In the listing below, find each line that holds the string "kind" and copy it.

-.-.-

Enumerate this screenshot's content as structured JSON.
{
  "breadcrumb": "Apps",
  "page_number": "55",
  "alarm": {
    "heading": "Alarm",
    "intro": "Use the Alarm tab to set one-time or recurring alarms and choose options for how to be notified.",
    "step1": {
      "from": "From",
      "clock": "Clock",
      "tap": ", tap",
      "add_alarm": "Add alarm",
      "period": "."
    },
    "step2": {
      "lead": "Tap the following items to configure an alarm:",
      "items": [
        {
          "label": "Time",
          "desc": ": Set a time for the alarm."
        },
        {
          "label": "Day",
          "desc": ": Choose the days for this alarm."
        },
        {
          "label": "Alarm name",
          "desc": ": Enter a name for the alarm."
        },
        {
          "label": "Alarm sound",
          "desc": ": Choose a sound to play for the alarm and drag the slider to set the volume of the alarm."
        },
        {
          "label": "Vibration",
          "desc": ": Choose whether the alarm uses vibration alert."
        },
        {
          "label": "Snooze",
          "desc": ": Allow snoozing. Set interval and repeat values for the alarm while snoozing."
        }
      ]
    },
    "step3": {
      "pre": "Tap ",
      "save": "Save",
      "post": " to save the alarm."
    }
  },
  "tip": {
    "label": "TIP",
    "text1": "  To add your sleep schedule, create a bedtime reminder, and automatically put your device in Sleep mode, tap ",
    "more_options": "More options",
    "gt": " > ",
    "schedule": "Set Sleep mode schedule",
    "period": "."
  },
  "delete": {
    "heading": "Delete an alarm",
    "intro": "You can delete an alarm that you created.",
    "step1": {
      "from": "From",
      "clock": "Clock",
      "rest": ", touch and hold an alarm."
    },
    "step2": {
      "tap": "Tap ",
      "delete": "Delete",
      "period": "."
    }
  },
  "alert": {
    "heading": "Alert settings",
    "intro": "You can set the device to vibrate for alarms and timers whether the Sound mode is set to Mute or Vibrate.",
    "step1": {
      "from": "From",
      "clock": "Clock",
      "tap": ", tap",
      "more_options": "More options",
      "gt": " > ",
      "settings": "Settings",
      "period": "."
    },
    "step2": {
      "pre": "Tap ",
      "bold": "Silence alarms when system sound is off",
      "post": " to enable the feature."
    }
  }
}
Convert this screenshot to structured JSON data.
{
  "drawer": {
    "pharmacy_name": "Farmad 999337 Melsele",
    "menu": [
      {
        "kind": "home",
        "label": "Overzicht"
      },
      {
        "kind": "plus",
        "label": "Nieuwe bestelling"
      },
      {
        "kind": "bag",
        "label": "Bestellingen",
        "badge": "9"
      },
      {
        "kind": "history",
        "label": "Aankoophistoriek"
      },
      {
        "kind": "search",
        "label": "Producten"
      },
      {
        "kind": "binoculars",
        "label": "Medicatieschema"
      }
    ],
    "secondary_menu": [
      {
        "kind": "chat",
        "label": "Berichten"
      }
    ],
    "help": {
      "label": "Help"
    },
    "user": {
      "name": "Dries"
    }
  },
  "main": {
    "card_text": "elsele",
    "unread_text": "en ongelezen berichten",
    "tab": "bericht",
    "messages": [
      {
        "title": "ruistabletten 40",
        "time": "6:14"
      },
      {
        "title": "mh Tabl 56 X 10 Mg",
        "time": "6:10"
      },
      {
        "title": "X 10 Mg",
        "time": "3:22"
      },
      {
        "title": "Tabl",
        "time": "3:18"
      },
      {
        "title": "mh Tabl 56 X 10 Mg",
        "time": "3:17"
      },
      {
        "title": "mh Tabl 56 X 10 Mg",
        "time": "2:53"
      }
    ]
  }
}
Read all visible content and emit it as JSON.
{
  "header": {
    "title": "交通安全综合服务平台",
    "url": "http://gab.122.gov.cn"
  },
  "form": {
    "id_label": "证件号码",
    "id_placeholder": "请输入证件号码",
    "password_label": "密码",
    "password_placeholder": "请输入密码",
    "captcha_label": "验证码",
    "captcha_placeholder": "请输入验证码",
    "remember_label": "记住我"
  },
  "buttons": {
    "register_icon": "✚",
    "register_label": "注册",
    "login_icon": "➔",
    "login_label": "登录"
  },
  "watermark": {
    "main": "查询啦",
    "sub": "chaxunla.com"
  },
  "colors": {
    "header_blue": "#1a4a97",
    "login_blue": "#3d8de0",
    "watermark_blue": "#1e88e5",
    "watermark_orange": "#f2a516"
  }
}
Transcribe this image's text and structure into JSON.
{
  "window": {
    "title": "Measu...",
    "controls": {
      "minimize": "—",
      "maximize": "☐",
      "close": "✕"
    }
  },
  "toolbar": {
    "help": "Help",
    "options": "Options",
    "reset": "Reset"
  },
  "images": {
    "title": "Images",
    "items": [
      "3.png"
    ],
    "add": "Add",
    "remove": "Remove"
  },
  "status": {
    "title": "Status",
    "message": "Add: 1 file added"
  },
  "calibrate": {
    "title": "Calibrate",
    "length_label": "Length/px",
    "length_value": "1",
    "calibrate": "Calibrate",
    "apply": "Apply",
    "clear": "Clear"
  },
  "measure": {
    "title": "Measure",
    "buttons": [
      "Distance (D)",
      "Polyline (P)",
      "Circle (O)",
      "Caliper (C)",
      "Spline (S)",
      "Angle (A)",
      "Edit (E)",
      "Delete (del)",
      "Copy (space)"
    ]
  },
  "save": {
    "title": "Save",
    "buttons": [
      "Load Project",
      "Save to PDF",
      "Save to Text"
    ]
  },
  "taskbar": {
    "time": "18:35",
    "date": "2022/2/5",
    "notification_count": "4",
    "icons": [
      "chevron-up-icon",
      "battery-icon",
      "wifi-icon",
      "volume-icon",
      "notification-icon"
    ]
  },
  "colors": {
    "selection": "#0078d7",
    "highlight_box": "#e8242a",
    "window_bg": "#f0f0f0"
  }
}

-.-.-

**Result of the exercise:**
        "kind": "home",
        "kind": "plus",
        "kind": "bag",
        "kind": "history",
        "kind": "search",
        "kind": "binoculars",
        "kind": "chat",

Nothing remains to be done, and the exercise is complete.